Neuro Cardiogenic Syncope - Neuro Cardiogenic Syncope Information
Cardiogenic Syncope Information
Cardiogenic syncope can occur on a mechanical or arrhythmic basis. Mechanical problems that can cause syncope include aortic stenosis (where syncope may occur from autonomic reflex abnormalities or ventricular tachycardia), pulmonary stenosis, hypertrophic obstructive cardiomyopathy, congenital lesions associated with pulmonary hypertension or right-to-left shunting, and left atrial myxoma obstructing the mitral valve. Episodes are commonly exertional or postexertional. More commonly, cardiac syncope is due to disorders of automaticity (sick sinus syndrome), conduction disorders (atrioventricular block), or tachyarrhythmias (especially ventricular tachycardia and supraventricular tachycardia with rapid ventricular rate).
Neuro Cardiogenic Syncope Information
The evaluation for Neuro Cardiogenic Syncope depends on findings from the history and physical examination (especially orthostatic blood pressure evaluation, examination of carotid and other arteries, cardiac examination, and, if appropriate, carotid sinus massage). The resting ECG may reveal arrhythmias, evidence of accessory pathways, prolonged QT interval, and other signs of heart disease (such as infarction or hypertrophy). If the history is consistent with Neuro Cardiogenic Syncope, ambulatory electrocardiographic monitoring is essential. This may need to be repeated several times, since yields increase with longer periods of monitoring, at least up to 3 days. Event recorder and transtelephone electrocardiographic monitoring may be helpful in patients with intermittent presyncopal episodes.
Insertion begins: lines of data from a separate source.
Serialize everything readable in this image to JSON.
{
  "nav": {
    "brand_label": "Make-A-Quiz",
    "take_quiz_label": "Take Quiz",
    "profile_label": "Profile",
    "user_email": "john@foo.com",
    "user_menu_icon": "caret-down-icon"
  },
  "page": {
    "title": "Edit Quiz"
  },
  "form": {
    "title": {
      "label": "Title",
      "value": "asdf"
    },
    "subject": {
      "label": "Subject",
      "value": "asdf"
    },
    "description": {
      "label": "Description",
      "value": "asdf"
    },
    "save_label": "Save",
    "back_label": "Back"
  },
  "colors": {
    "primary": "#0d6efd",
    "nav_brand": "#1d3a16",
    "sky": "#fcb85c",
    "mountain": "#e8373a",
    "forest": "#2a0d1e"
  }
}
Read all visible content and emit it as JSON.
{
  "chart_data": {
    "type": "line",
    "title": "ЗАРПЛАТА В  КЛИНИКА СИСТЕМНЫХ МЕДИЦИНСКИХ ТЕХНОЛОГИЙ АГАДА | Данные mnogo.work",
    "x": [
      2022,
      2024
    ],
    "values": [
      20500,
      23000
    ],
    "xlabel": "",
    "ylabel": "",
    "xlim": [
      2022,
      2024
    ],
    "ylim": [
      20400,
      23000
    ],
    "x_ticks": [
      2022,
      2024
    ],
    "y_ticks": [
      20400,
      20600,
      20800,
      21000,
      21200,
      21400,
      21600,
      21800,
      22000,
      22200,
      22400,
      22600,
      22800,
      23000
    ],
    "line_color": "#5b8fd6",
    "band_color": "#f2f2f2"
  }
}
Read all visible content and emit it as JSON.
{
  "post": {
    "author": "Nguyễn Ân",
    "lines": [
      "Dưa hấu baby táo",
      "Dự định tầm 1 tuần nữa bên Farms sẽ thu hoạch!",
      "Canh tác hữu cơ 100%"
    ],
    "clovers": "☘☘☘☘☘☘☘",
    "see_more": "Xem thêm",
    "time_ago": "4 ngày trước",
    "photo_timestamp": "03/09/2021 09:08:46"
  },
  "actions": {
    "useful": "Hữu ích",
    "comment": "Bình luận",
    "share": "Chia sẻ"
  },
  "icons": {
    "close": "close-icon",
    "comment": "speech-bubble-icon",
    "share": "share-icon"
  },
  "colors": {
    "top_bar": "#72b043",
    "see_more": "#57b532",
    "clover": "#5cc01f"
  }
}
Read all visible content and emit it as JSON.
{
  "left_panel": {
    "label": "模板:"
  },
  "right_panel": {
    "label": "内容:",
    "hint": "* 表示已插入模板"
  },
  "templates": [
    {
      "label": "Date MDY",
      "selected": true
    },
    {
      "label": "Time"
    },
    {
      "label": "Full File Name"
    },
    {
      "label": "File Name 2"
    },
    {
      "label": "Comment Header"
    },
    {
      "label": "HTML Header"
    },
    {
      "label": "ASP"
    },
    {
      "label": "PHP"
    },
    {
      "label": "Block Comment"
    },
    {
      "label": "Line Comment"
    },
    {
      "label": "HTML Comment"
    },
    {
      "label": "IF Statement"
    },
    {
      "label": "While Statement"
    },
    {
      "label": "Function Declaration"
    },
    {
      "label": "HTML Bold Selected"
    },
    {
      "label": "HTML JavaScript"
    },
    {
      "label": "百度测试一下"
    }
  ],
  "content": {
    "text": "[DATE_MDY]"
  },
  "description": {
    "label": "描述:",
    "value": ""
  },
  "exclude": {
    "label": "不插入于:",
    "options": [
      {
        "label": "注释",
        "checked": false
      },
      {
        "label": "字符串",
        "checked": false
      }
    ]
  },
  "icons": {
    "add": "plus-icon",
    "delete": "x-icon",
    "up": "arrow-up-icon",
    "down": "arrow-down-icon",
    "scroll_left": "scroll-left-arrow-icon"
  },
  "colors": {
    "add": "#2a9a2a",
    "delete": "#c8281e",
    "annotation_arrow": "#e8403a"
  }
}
Electrophysiologic studies to assess sinus node function and atrioventricular conduction and to induce supraventricular or ventricular tachycardia are indicated in patients with recurrent episodes and nondiagnostic ambulatory ECGs. They reveal an arrhythmic cause in 20–50% of patients, depending on the study criteria, and are most often diagnostic when the patient has had multiple episodes and has identifiable cardiac abnormalities.